Care for Mothers and Infants
Maternal and neonatal health indicators and mortality rates in Guatemala remain among the poorest in Latin America, and Mayan women and children are especially vulnerable. For women like Hortensia Garcia, who had suffered four miscarriages by the age of 22, PCI’s Casa Materna clinic and in-patient facility ensured that her fifth pregnancy had a positive outcome. She was admitted as a high-risk inpatient several weeks before delivering a healthy baby girl. Now, Hortensia advocates for the Casa and brings neighbors and friends in for medical attention and counseling. In 2009, Casa Materna provided 10,000 women like Hortensia and their children with critically-needed healthcare, outreach and education services.
PCI is partnering with ACDI/VOCA on integrated food security programs in Liberia and Bangladesh, focusing on the health and nutrition of pregnant and lactating mothers and children under 2. PCI is organizing households into clusters and clusters into groups, with one lead mother selected for every 10 households to ensure effective education, outreach and counseling for maximum behavior change at the village level.
Hope for Women
Women living in Ethiopia’s nomadic pastoralist communities of Afar suffer from a broad range of human rights abuses, including female genital mutilation, lack of education and domestic violence. PCI’s project “Hope For Women,” or Tesfa le Setoche, aims to protect and promote women’s rights. Initially created as a two-year project, the U.S. Department of State recognized the value of PCI’s program interventions and extended the project so PCI could replicate its success in three additional areas of Afar. In 2009, project activities more than doubled the enrollment of young girls in school.
Mobilizing to End Violence
Statistics show that one in four South African women experience violence from their partners. In addition, while only a small percentage of rapes are reported to police in South Africa, the country still has one of the highest rates of reported rapes in the world. In response, PCI and local partners are mobilizing many segments of society in an effort to change the social norms and deep-set beliefs that keep violence against women alive. Through the 16 Days of Activism mass media and outreach campaign in 2009 and again in 2010, PCI increased public awareness of these harmful beliefs and issues, as well as its link to the spread of HIV. The daring campaign, one of the first of its kind in South Africa, has reached millions of people through messages disseminated via massive billboards depicting graphic images of physical abuse, mobile billboards, media coverage and advocacy events.
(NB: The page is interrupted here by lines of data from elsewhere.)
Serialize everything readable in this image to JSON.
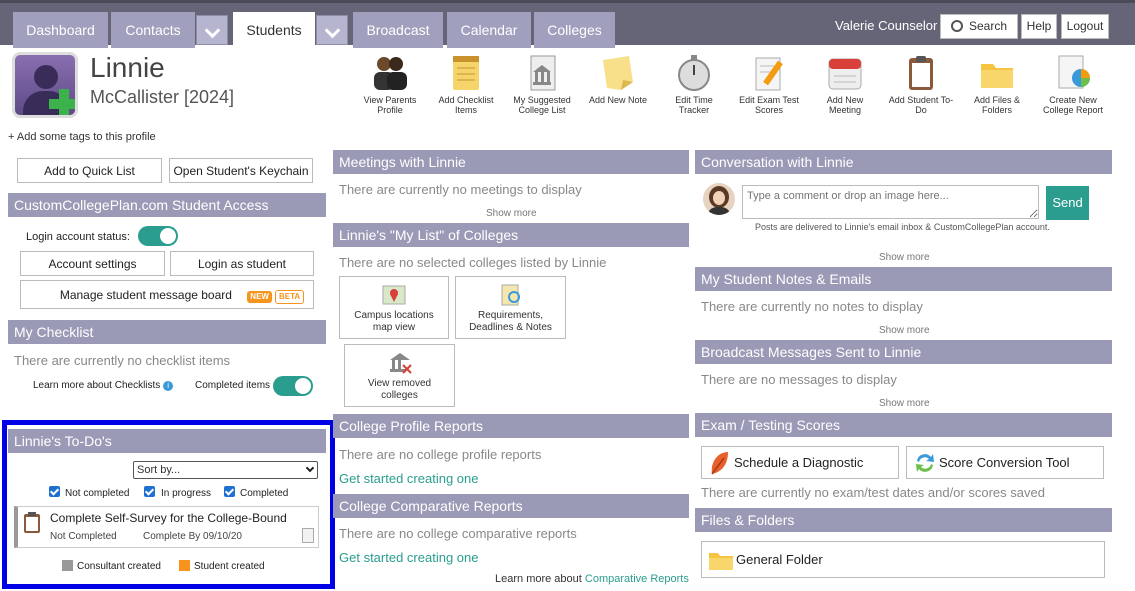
{
  "nav": {
    "tabs": [
      "Dashboard",
      "Contacts",
      "Students",
      "Broadcast",
      "Calendar",
      "Colleges"
    ],
    "active_tab": "Students",
    "user": "Valerie Counselor",
    "search_label": "Search",
    "help_label": "Help",
    "logout_label": "Logout"
  },
  "student": {
    "first_name": "Linnie",
    "last_name": "McCallister [2024]",
    "add_tags": "+ Add some tags to this profile"
  },
  "toolbar": [
    {
      "label": "View Parents Profile",
      "icon": "parents-icon"
    },
    {
      "label": "Add Checklist Items",
      "icon": "notepad-icon"
    },
    {
      "label": "My Suggested College List",
      "icon": "college-list-icon"
    },
    {
      "label": "Add New Note",
      "icon": "sticky-note-icon"
    },
    {
      "label": "Edit Time Tracker",
      "icon": "stopwatch-icon"
    },
    {
      "label": "Edit Exam Test Scores",
      "icon": "exam-edit-icon"
    },
    {
      "label": "Add New Meeting",
      "icon": "calendar-icon"
    },
    {
      "label": "Add Student To-Do",
      "icon": "clipboard-icon"
    },
    {
      "label": "Add Files & Folders",
      "icon": "folder-icon"
    },
    {
      "label": "Create New College Report",
      "icon": "report-icon"
    }
  ],
  "left": {
    "quick_list": "Add to Quick List",
    "keychain": "Open Student's Keychain",
    "access_header": "CustomCollegePlan.com Student Access",
    "login_status": "Login account status:",
    "account_settings": "Account settings",
    "login_as": "Login as student",
    "message_board": "Manage student message board",
    "badge_new": "NEW",
    "badge_beta": "BETA",
    "checklist_header": "My Checklist",
    "checklist_empty": "There are currently no checklist items",
    "learn_checklists": "Learn more about Checklists",
    "completed_items": "Completed items",
    "todo_header": "Linnie's To-Do's",
    "sort_by": "Sort by...",
    "filters": [
      "Not completed",
      "In progress",
      "Completed"
    ],
    "todo_item": {
      "title": "Complete Self-Survey for the College-Bound",
      "status": "Not Completed",
      "due": "Complete By 09/10/20"
    },
    "legend_consultant": "Consultant created",
    "legend_student": "Student created",
    "legend_consultant_color": "#999999",
    "legend_student_color": "#f7941d"
  },
  "middle": {
    "meetings_header": "Meetings with Linnie",
    "meetings_empty": "There are currently no meetings to display",
    "show_more": "Show more",
    "mylist_header": "Linnie's \"My List\" of Colleges",
    "mylist_empty": "There are no selected colleges listed by Linnie",
    "tile_campus": "Campus locations map view",
    "tile_requirements": "Requirements, Deadlines & Notes",
    "tile_removed": "View removed colleges",
    "profile_reports_header": "College Profile Reports",
    "profile_reports_empty": "There are no college profile reports",
    "get_started": "Get started creating one",
    "comparative_header": "College Comparative Reports",
    "comparative_empty": "There are no college comparative reports",
    "learn_more_prefix": "Learn more about",
    "learn_more_link": "Comparative Reports"
  },
  "right": {
    "conversation_header": "Conversation with Linnie",
    "comment_placeholder": "Type a comment or drop an image here...",
    "send": "Send",
    "delivered_note": "Posts are delivered to Linnie's email inbox & CustomCollegePlan account.",
    "show_more": "Show more",
    "notes_header": "My Student Notes & Emails",
    "notes_empty": "There are currently no notes to display",
    "broadcast_header": "Broadcast Messages Sent to Linnie",
    "broadcast_empty": "There are no messages to display",
    "exam_header": "Exam / Testing Scores",
    "schedule_diag": "Schedule a Diagnostic",
    "score_tool": "Score Conversion Tool",
    "exam_empty": "There are currently no exam/test dates and/or scores saved",
    "files_header": "Files & Folders",
    "general_folder": "General Folder"
  },
  "colors": {
    "accent": "#2a9d8f",
    "header": "#9a99b6",
    "nav": "#666578",
    "highlight_border": "#0000e6"
  }
}
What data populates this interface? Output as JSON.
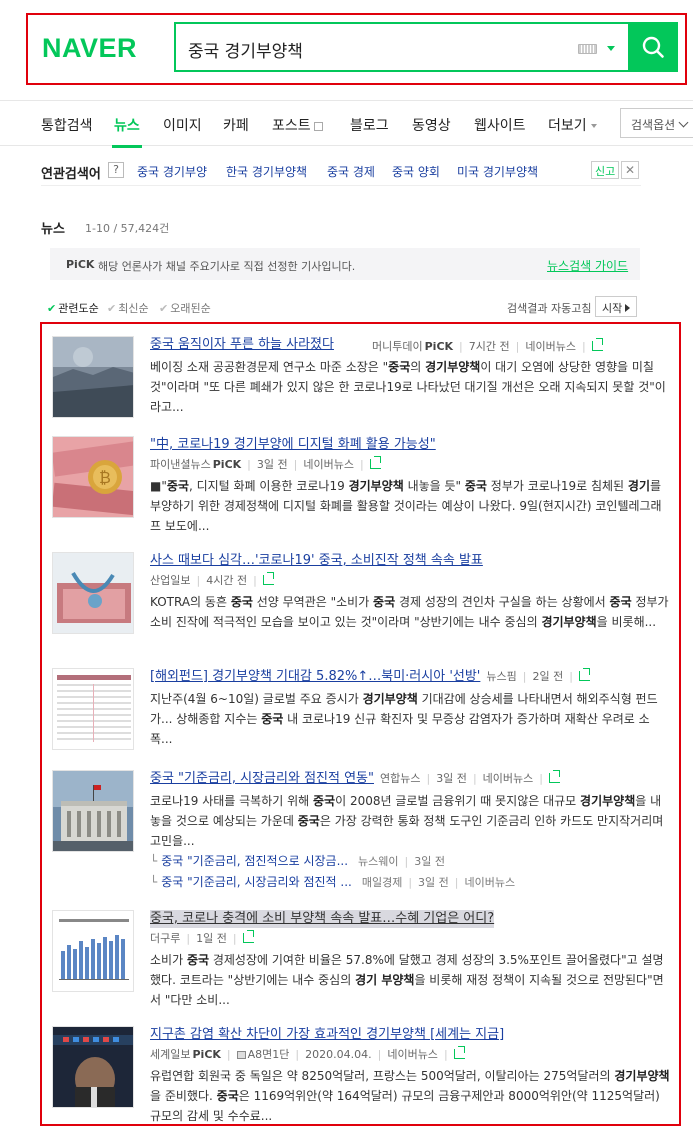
{
  "header": {
    "logo": "NAVER",
    "query": "중국 경기부양책"
  },
  "tabs": {
    "items": [
      "통합검색",
      "뉴스",
      "이미지",
      "카페",
      "포스트",
      "블로그",
      "동영상",
      "웹사이트",
      "더보기"
    ],
    "options_label": "검색옵션"
  },
  "related": {
    "title": "연관검색어",
    "help": "?",
    "items": [
      "중국 경기부양",
      "한국 경기부양책",
      "중국 경제",
      "중국 양회",
      "미국 경기부양책"
    ],
    "report": "신고",
    "close": "✕"
  },
  "section": {
    "title": "뉴스",
    "count": "1-10 / 57,424건",
    "pick_badge": "PiCK",
    "pick_desc": "해당 언론사가 채널 주요기사로 직접 선정한 기사입니다.",
    "guide": "뉴스검색 가이드",
    "sort": [
      "관련도순",
      "최신순",
      "오래된순"
    ],
    "auto_label": "검색결과 자동고침",
    "start": "시작"
  },
  "news": [
    {
      "title": "중국 움직이자 푸른 하늘 사라졌다",
      "source": "머니투데이",
      "pick": "PiCK",
      "time": "7시간 전",
      "portal": "네이버뉴스",
      "desc_html": "베이징 소재 공공환경문제 연구소 마준 소장은 \"<b>중국</b>의 <b>경기부양책</b>이 대기 오염에 상당한 영향을 미칠 것\"이라며 \"또 다른 폐쇄가 있지 않은 한 코로나19로 나타났던 대기질 개선은 오래 지속되지 못할 것\"이라고..."
    },
    {
      "title": "\"中, 코로나19 경기부양에 디지털 화폐 활용 가능성\"",
      "source": "파이낸셜뉴스",
      "pick": "PiCK",
      "time": "3일 전",
      "portal": "네이버뉴스",
      "desc_html": "■\"<b>중국</b>, 디지털 화폐 이용한 코로나19 <b>경기부양책</b> 내놓을 듯\" <b>중국</b> 정부가 코로나19로 침체된 <b>경기</b>를 부양하기 위한 경제정책에 디지털 화폐를 활용할 것이라는 예상이 나왔다. 9일(현지시간) 코인텔레그래프 보도에..."
    },
    {
      "title": "사스 때보다 심각…'코로나19' 중국, 소비진작 정책 속속 발표",
      "source": "산업일보",
      "time": "4시간 전",
      "desc_html": "KOTRA의 동흔 <b>중국</b> 선양 무역관은 \"소비가 <b>중국</b> 경제 성장의 견인차 구실을 하는 상황에서 <b>중국</b> 정부가 소비 진작에 적극적인 모습을 보이고 있는 것\"이라며 \"상반기에는 내수 중심의 <b>경기부양책</b>을 비롯해..."
    },
    {
      "title": "[해외펀드] 경기부양책 기대감 5.82%↑…북미·러시아 '선방'",
      "source": "뉴스핌",
      "time": "2일 전",
      "desc_html": "지난주(4월 6~10일) 글로벌 주요 증시가 <b>경기부양책</b> 기대감에 상승세를 나타내면서 해외주식형 펀드가... 상해종합 지수는 <b>중국</b> 내 코로나19 신규 확진자 및 무증상 감염자가 증가하며 재확산 우려로 소폭..."
    },
    {
      "title": "중국 \"기준금리, 시장금리와 점진적 연동\"",
      "source": "연합뉴스",
      "time": "3일 전",
      "portal": "네이버뉴스",
      "desc_html": "코로나19 사태를 극복하기 위해 <b>중국</b>이 2008년 글로벌 금융위기 때 못지않은 대규모 <b>경기부양책</b>을 내놓을 것으로 예상되는 가운데 <b>중국</b>은 가장 강력한 통화 정책 도구인 기준금리 인하 카드도 만지작거리며 고민을...",
      "subs": [
        {
          "title": "중국 \"기준금리, 점진적으로 시장금...",
          "source": "뉴스웨이",
          "time": "3일 전"
        },
        {
          "title": "중국 \"기준금리, 시장금리와 점진적 ...",
          "source": "매일경제",
          "time": "3일 전",
          "portal": "네이버뉴스"
        }
      ]
    },
    {
      "title": "중국, 코로나 충격에 소비 부양책 속속 발표…수혜 기업은 어디?",
      "source": "더구루",
      "time": "1일 전",
      "desc_html": "소비가 <b>중국</b> 경제성장에 기여한 비율은 57.8%에 달했고 경제 성장의 3.5%포인트 끌어올렸다\"고 설명했다. 코트라는 \"상반기에는 내수 중심의 <b>경기 부양책</b>을 비롯해 재정 정책이 지속될 것으로 전망된다\"면서 \"다만 소비..."
    },
    {
      "title": "지구촌 감염 확산 차단이 가장 효과적인 경기부양책 [세계는 지금]",
      "source": "세계일보",
      "pick": "PiCK",
      "paper": "A8면1단",
      "time": "2020.04.04.",
      "portal": "네이버뉴스",
      "desc_html": "유럽연합 회원국 중 독일은 약 8250억달러, 프랑스는 500억달러, 이탈리아는 275억달러의 <b>경기부양책</b>을 준비했다. <b>중국</b>은 1169억위안(약 164억달러) 규모의 금융구제안과 8000억위안(약 1125억달러) 규모의 감세 및 수수료..."
    }
  ]
}
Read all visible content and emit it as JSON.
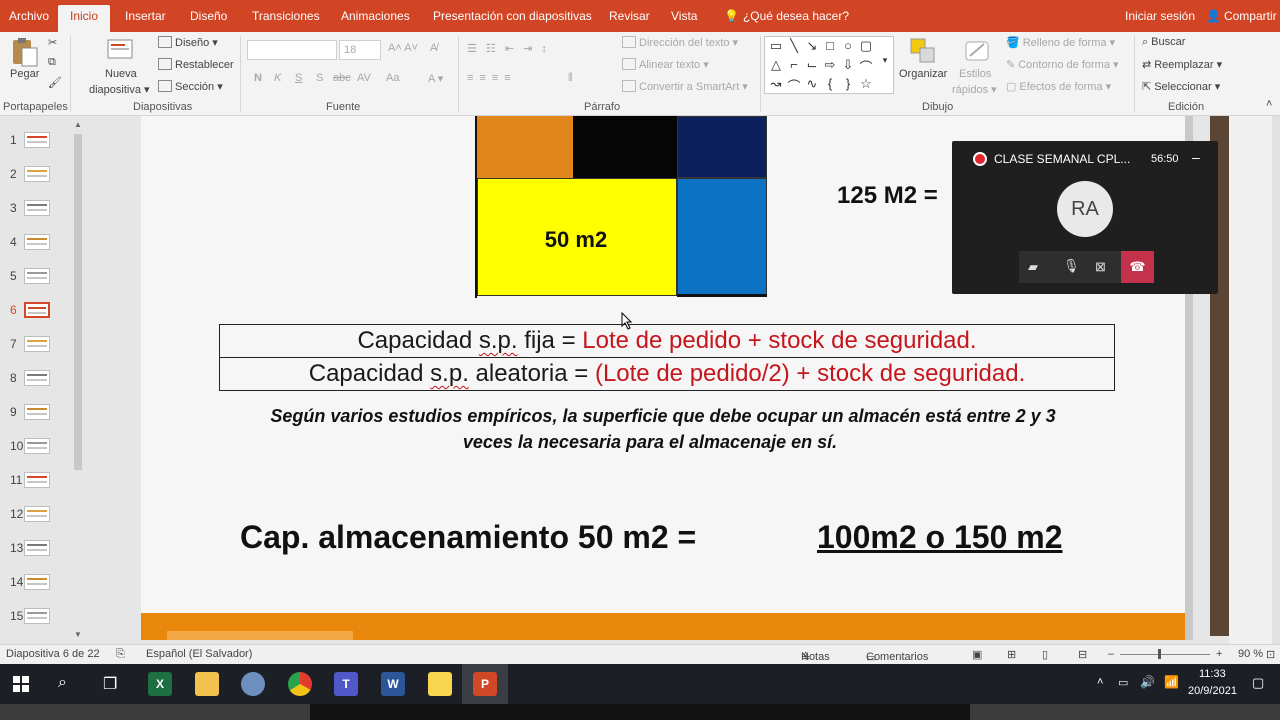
{
  "tabs": {
    "archivo": "Archivo",
    "inicio": "Inicio",
    "insertar": "Insertar",
    "diseno": "Diseño",
    "transiciones": "Transiciones",
    "animaciones": "Animaciones",
    "presentacion": "Presentación con diapositivas",
    "revisar": "Revisar",
    "vista": "Vista",
    "tell_me": "¿Qué desea hacer?",
    "sign_in": "Iniciar sesión",
    "share": "Compartir"
  },
  "ribbon": {
    "pegar": "Pegar",
    "portapapeles": "Portapapeles",
    "nueva": "Nueva",
    "diapositiva": "diapositiva",
    "diseno": "Diseño",
    "restablecer": "Restablecer",
    "seccion": "Sección",
    "diapositivas": "Diapositivas",
    "font_size": "18",
    "fuente": "Fuente",
    "font_bold": "N",
    "font_italic": "K",
    "font_underline": "S",
    "font_strike": "S",
    "font_abc": "abc",
    "font_av": "AV",
    "font_aa": "Aa",
    "direccion_texto": "Dirección del texto",
    "alinear_texto": "Alinear texto",
    "convertir_smartart": "Convertir a SmartArt",
    "parrafo": "Párrafo",
    "organizar": "Organizar",
    "estilos": "Estilos",
    "rapidos": "rápidos",
    "relleno": "Relleno de forma",
    "contorno": "Contorno de forma",
    "efectos": "Efectos de forma",
    "dibujo": "Dibujo",
    "buscar": "Buscar",
    "reemplazar": "Reemplazar",
    "seleccionar": "Seleccionar",
    "edicion": "Edición"
  },
  "slide_numbers": [
    "1",
    "2",
    "3",
    "4",
    "5",
    "6",
    "7",
    "8",
    "9",
    "10",
    "11",
    "12",
    "13",
    "14",
    "15"
  ],
  "slide": {
    "cell_label": "50 m2",
    "m2_label": "125 M2 =",
    "formula1_prefix": "Capacidad ",
    "formula1_sp": "s.p.",
    "formula1_mid": " fija = ",
    "formula1_red": "Lote de pedido + stock de seguridad.",
    "formula2_prefix": "Capacidad ",
    "formula2_sp": "s.p.",
    "formula2_mid": " aleatoria = ",
    "formula2_red": "(Lote de pedido/2) + stock de seguridad.",
    "note_line1": "Según varios estudios empíricos, la superficie que debe ocupar un almacén está entre 2 y 3",
    "note_line2": "veces la necesaria para el almacenaje en sí.",
    "cap_label": "Cap. almacenamiento 50 m2 =",
    "cap_result": "100m2 o 150 m2"
  },
  "call": {
    "title": "CLASE SEMANAL CPL...",
    "timer": "56:50",
    "avatar": "RA"
  },
  "status": {
    "slide_count": "Diapositiva 6 de 22",
    "language": "Español (El Salvador)",
    "notas": "Notas",
    "comentarios": "Comentarios",
    "zoom": "90 %"
  },
  "taskbar": {
    "time": "11:33",
    "date": "20/9/2021"
  },
  "colors": {
    "accent": "#d14424",
    "orange": "#e0861a",
    "navy": "#0a1f5c",
    "blue": "#0b72c4",
    "yellow": "#ffff00",
    "red_text": "#c4161c"
  }
}
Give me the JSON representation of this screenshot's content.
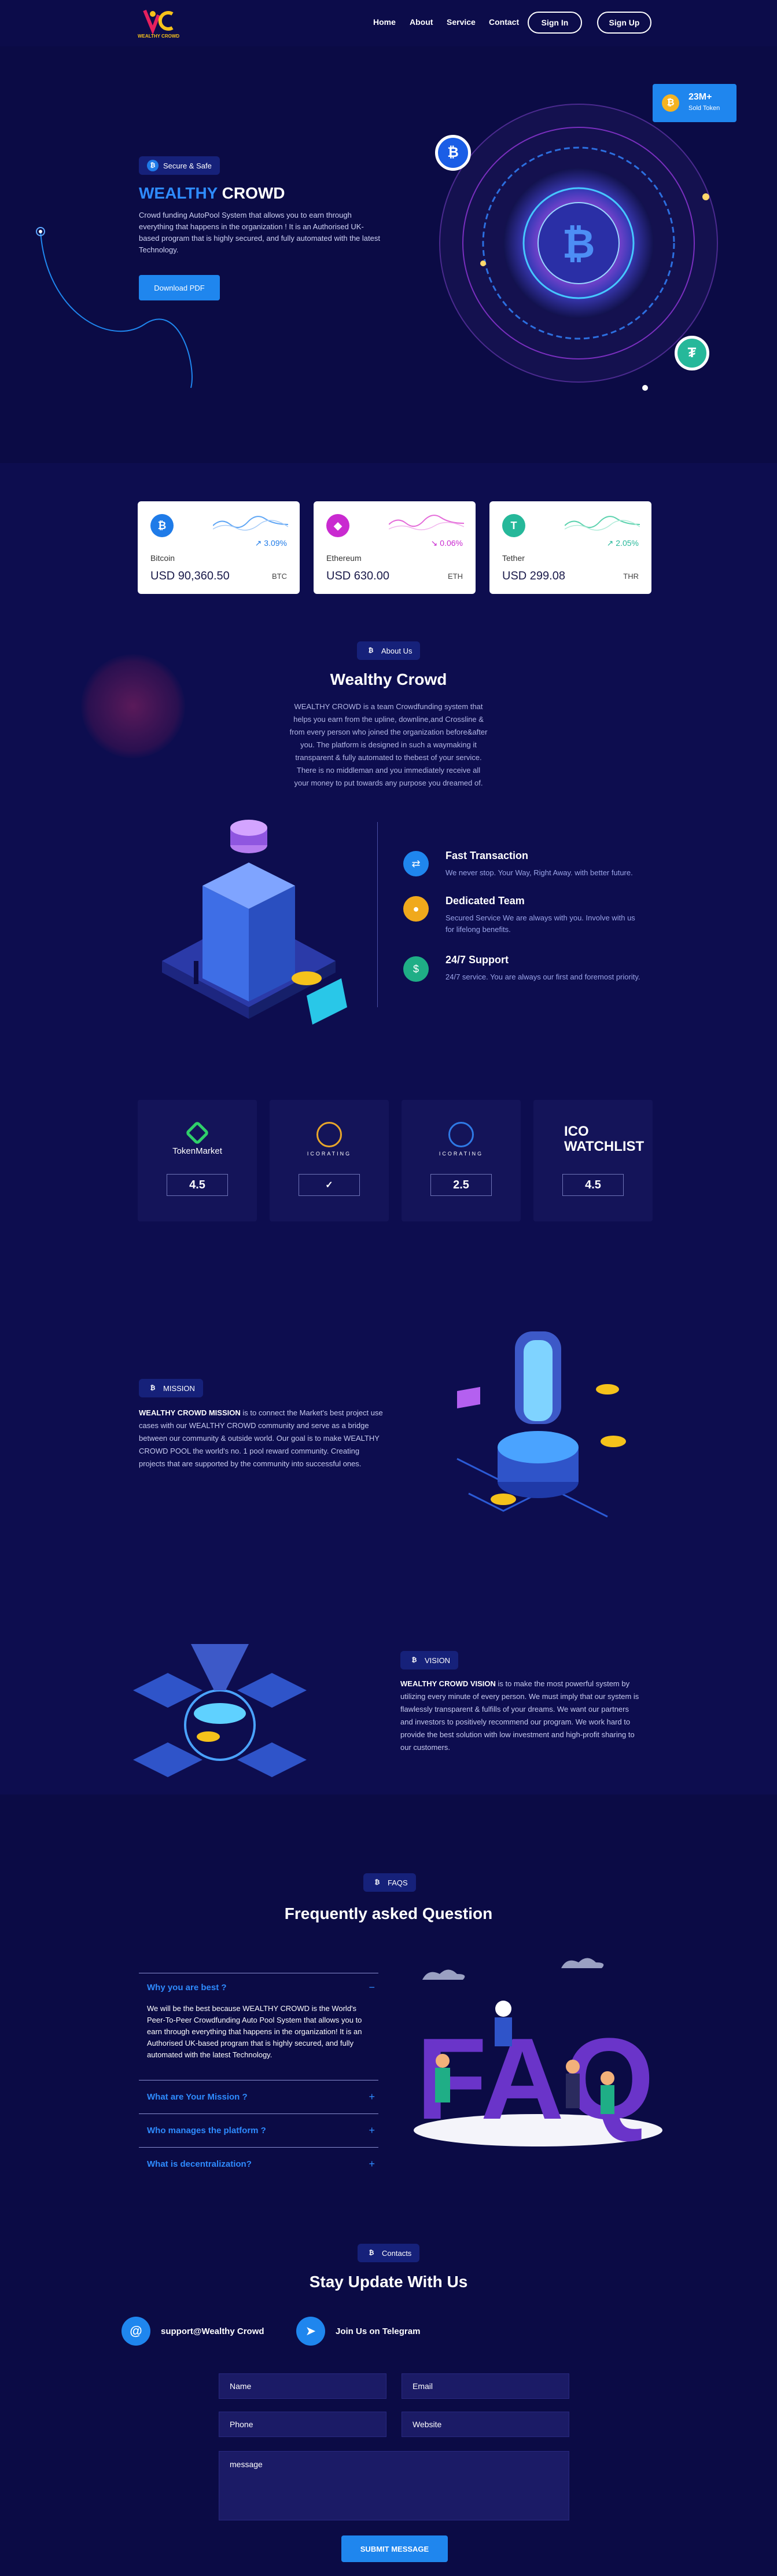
{
  "brand": {
    "logo_text": "WEALTHY CROWD"
  },
  "nav": {
    "links": [
      "Home",
      "About",
      "Service",
      "Contact"
    ],
    "signin": "Sign In",
    "signup": "Sign Up"
  },
  "hero": {
    "badge": "Secure & Safe",
    "title_accent": "WEALTHY",
    "title_rest": "CROWD",
    "description": "Crowd funding AutoPool System that allows you to earn through everything that happens in the organization ! It is an Authorised UK-based program that is highly secured, and fully automated with the latest Technology.",
    "download_button": "Download PDF",
    "sold_badge_value": "23M+",
    "sold_badge_label": "Sold Token"
  },
  "tickers": [
    {
      "name": "Bitcoin",
      "price": "USD 90,360.50",
      "symbol": "BTC",
      "change": "3.09%",
      "color": "#1f7be8",
      "glyph": "₿"
    },
    {
      "name": "Ethereum",
      "price": "USD 630.00",
      "symbol": "ETH",
      "change": "0.06%",
      "color": "#c92ad0",
      "glyph": "◆"
    },
    {
      "name": "Tether",
      "price": "USD 299.08",
      "symbol": "THR",
      "change": "2.05%",
      "color": "#26b89a",
      "glyph": "T"
    }
  ],
  "about": {
    "pill": "About Us",
    "title": "Wealthy Crowd",
    "text": "WEALTHY CROWD is a team Crowdfunding system that helps you earn from the upline, downline,and Crossline & from every person who joined the organization before&after you. The platform is designed in such a waymaking it transparent & fully automated to thebest of your service. There is no middleman and you immediately receive all your money to put towards any purpose you dreamed of."
  },
  "features": [
    {
      "title": "Fast Transaction",
      "desc": "We never stop. Your Way, Right Away. with better future.",
      "color": "#1f86ee",
      "icon": "exchange-icon"
    },
    {
      "title": "Dedicated Team",
      "desc": "Secured Service We are always with you. Involve with us for lifelong benefits.",
      "color": "#f0a91c",
      "icon": "team-icon"
    },
    {
      "title": "24/7 Support",
      "desc": "24/7 service. You are always our first and foremost priority.",
      "color": "#1fae86",
      "icon": "support-icon"
    }
  ],
  "ratings": [
    {
      "logo": "TokenMarket",
      "value": "4.5"
    },
    {
      "logo": "ICORATING",
      "value": "✓"
    },
    {
      "logo": "ICORATING",
      "value": "2.5"
    },
    {
      "logo": "ICO WATCHLIST",
      "value": "4.5"
    }
  ],
  "mission": {
    "pill": "MISSION",
    "lead": "WEALTHY CROWD MISSION",
    "text": " is to connect the Market's best project use cases with our WEALTHY CROWD community and serve as a bridge between our community & outside world. Our goal is to make WEALTHY CROWD POOL the world's no. 1 pool reward community. Creating projects that are supported by the community into successful ones."
  },
  "vision": {
    "pill": "VISION",
    "lead": "WEALTHY CROWD VISION",
    "text": " is to make the most powerful system by utilizing every minute of every person. We must imply that our system is flawlessly transparent & fulfills of your dreams. We want our partners and investors to positively recommend our program. We work hard to provide the best solution with low investment and high-profit sharing to our customers."
  },
  "faq": {
    "pill": "FAQS",
    "title": "Frequently asked Question",
    "items": [
      {
        "q": "Why you are best ?",
        "a": "We will be the best because WEALTHY CROWD is the World's Peer-To-Peer Crowdfunding Auto Pool System that allows you to earn through everything that happens in the organization! It is an Authorised UK-based program that is highly secured, and fully automated with the latest Technology.",
        "toggle": "−"
      },
      {
        "q": "What are Your Mission ?",
        "toggle": "+"
      },
      {
        "q": "Who manages the platform ?",
        "toggle": "+"
      },
      {
        "q": "What is decentralization?",
        "toggle": "+"
      }
    ]
  },
  "contact": {
    "pill": "Contacts",
    "title": "Stay Update With Us",
    "email": "support@Wealthy Crowd",
    "telegram": "Join Us on Telegram",
    "name_ph": "Name",
    "email_ph": "Email",
    "phone_ph": "Phone",
    "website_ph": "Website",
    "message_ph": "message",
    "submit": "SUBMIT MESSAGE"
  }
}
During the Prevention in Action campaigns nearly a million people have also made a personal commitment to stand up against violence.
PCI works with and through youth groups in many of its programs around the world, engaging them as critical leaders in health, nutrition and community strengthening activities. Thousands of youth in India, Africa and the Americas are being engaged as effective advocates and mobilizers. For example, in Bolivia PCI is implementing Youth Leadership programming which involves youth in the development of the city of El Alto. The city of El Alto is a rapidly expanding urban area, where indigenous populations are constantly arriving from rural communities in search of economic solvency. The families have difficulty with social integration, and the youth quickly encounter many social problems. This project helps them recognize that they can make a significant contribution in the development of their neighborhoods, be a source of good and productive change, and learn how to advocate for their needs in front of local leaders.